### Exercise instructions
Read through the data and report every line in which the word "name" occurs.

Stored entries

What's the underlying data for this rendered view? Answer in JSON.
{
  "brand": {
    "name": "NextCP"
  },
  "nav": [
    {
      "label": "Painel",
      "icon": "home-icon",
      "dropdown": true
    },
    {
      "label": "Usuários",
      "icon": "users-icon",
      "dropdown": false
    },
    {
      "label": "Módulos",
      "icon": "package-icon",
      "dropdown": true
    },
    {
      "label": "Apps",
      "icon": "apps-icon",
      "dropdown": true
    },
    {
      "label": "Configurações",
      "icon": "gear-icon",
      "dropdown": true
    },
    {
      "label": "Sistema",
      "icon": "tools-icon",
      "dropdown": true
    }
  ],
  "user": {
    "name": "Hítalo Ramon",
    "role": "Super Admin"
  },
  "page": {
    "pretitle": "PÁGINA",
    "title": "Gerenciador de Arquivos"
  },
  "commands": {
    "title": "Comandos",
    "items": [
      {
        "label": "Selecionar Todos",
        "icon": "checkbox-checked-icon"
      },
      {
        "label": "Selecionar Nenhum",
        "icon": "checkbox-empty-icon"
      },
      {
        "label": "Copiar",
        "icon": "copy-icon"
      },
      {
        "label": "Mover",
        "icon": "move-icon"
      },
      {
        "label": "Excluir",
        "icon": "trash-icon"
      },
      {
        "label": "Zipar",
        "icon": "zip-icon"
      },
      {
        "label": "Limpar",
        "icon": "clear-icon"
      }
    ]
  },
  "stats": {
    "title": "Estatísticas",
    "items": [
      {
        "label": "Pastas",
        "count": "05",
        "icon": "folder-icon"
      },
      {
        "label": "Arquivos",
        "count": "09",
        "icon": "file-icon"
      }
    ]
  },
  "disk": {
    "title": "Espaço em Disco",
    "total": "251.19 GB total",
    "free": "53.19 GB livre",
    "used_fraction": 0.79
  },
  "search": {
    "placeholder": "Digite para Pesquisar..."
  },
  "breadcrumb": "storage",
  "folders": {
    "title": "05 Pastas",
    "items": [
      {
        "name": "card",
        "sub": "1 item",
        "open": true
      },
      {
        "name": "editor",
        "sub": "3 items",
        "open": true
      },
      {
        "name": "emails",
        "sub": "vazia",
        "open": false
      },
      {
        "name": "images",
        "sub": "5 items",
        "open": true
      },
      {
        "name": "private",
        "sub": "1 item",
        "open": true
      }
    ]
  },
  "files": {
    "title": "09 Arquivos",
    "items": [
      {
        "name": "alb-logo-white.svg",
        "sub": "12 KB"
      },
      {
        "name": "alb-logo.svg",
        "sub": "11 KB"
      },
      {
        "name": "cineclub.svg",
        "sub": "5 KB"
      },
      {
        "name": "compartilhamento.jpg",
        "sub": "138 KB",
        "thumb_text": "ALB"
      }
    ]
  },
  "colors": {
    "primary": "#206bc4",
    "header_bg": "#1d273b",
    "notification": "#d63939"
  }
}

### Response to the exercise
    "name": "NextCP"
    "name": "Hítalo Ramon",
        "name": "card",
        "name": "editor",
        "name": "emails",
        "name": "images",
        "name": "private",
        "name": "alb-logo-white.svg",
        "name": "alb-logo.svg",
        "name": "cineclub.svg",
        "name": "compartilhamento.jpg",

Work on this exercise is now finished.